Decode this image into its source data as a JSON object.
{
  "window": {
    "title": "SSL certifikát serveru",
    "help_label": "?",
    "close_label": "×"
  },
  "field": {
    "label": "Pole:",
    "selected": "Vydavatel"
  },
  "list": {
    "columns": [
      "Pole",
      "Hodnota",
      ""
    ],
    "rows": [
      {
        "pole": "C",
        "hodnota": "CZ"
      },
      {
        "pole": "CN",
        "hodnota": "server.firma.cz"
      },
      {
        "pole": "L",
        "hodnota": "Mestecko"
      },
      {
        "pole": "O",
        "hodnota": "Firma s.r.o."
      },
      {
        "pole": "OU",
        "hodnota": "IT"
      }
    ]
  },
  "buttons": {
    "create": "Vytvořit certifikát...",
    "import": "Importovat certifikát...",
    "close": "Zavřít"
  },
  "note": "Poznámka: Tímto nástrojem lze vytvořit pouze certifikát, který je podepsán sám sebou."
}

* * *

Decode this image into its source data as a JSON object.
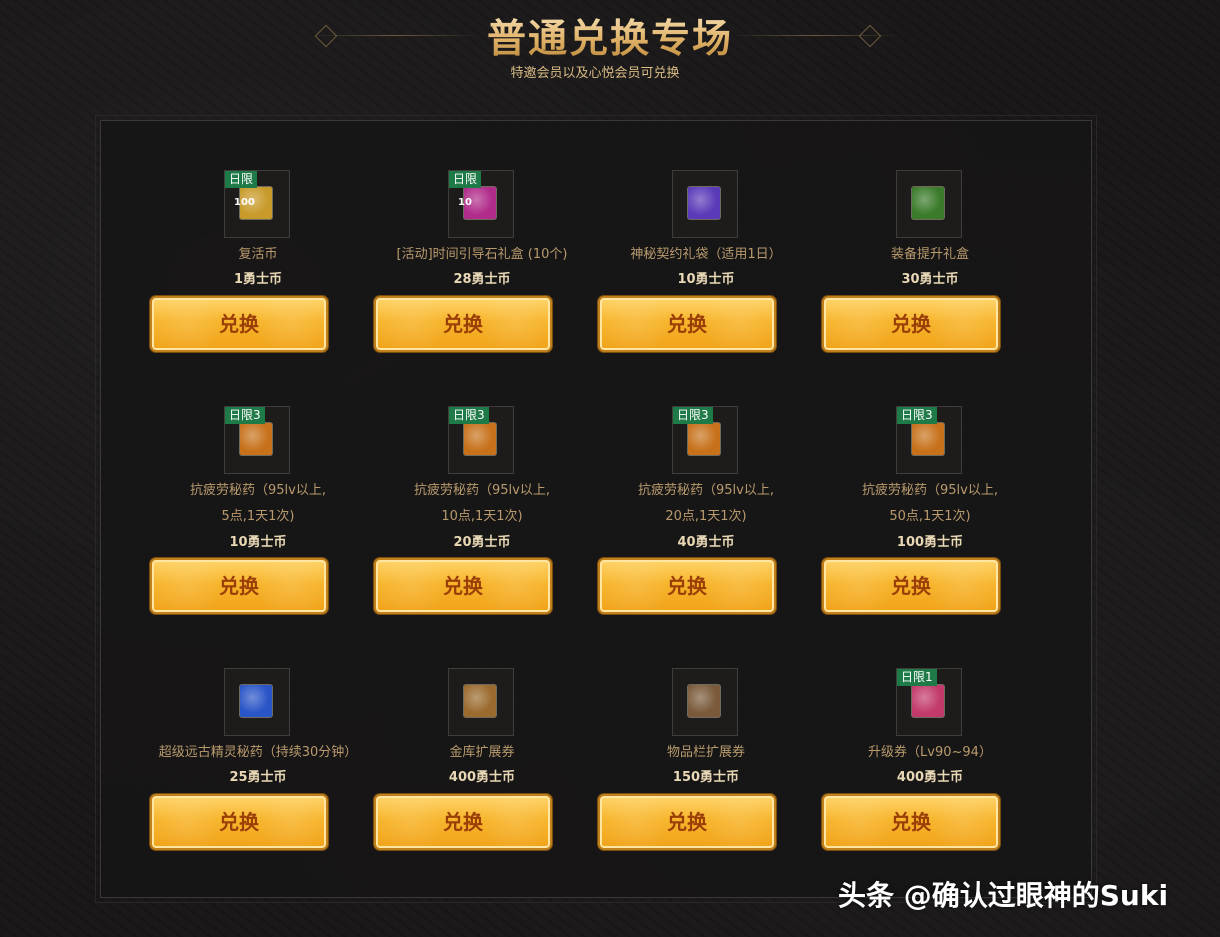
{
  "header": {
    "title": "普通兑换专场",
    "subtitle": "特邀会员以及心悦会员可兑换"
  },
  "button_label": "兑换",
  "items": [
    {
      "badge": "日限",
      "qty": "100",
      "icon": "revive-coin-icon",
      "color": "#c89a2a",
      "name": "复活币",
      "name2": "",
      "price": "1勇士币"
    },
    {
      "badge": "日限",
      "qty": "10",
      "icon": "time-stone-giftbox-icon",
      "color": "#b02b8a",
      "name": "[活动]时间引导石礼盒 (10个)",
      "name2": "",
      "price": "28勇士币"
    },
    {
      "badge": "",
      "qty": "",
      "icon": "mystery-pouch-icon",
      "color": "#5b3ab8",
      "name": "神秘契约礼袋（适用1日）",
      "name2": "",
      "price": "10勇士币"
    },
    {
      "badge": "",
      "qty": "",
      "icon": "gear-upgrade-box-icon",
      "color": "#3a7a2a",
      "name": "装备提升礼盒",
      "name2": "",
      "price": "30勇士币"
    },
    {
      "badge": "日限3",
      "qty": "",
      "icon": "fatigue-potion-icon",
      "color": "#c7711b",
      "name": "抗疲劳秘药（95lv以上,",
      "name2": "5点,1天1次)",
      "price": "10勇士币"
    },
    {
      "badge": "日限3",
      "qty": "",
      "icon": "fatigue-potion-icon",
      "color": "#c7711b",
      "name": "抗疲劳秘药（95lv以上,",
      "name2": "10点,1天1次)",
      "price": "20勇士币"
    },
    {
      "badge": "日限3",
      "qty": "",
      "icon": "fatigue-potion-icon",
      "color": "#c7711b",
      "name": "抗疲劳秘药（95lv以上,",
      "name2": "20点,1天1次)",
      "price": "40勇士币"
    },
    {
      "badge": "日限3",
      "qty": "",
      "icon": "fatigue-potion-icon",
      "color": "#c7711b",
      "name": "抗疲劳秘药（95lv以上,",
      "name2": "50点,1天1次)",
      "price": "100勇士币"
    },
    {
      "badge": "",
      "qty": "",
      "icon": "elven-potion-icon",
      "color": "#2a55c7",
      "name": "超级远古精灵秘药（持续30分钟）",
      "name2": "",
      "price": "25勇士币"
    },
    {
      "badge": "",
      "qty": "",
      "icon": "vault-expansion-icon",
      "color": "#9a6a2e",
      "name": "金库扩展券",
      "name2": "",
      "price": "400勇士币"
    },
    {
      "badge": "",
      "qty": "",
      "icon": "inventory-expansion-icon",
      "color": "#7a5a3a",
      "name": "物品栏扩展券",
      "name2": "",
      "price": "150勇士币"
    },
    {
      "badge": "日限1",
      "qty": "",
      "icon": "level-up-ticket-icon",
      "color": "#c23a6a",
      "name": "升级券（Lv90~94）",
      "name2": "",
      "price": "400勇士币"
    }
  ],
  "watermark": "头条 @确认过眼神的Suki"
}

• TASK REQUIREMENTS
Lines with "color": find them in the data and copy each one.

• WORKED SOLUTION
      "color": "#c89a2a",
      "color": "#b02b8a",
      "color": "#5b3ab8",
      "color": "#3a7a2a",
      "color": "#c7711b",
      "color": "#c7711b",
      "color": "#c7711b",
      "color": "#c7711b",
      "color": "#2a55c7",
      "color": "#9a6a2e",
      "color": "#7a5a3a",
      "color": "#c23a6a",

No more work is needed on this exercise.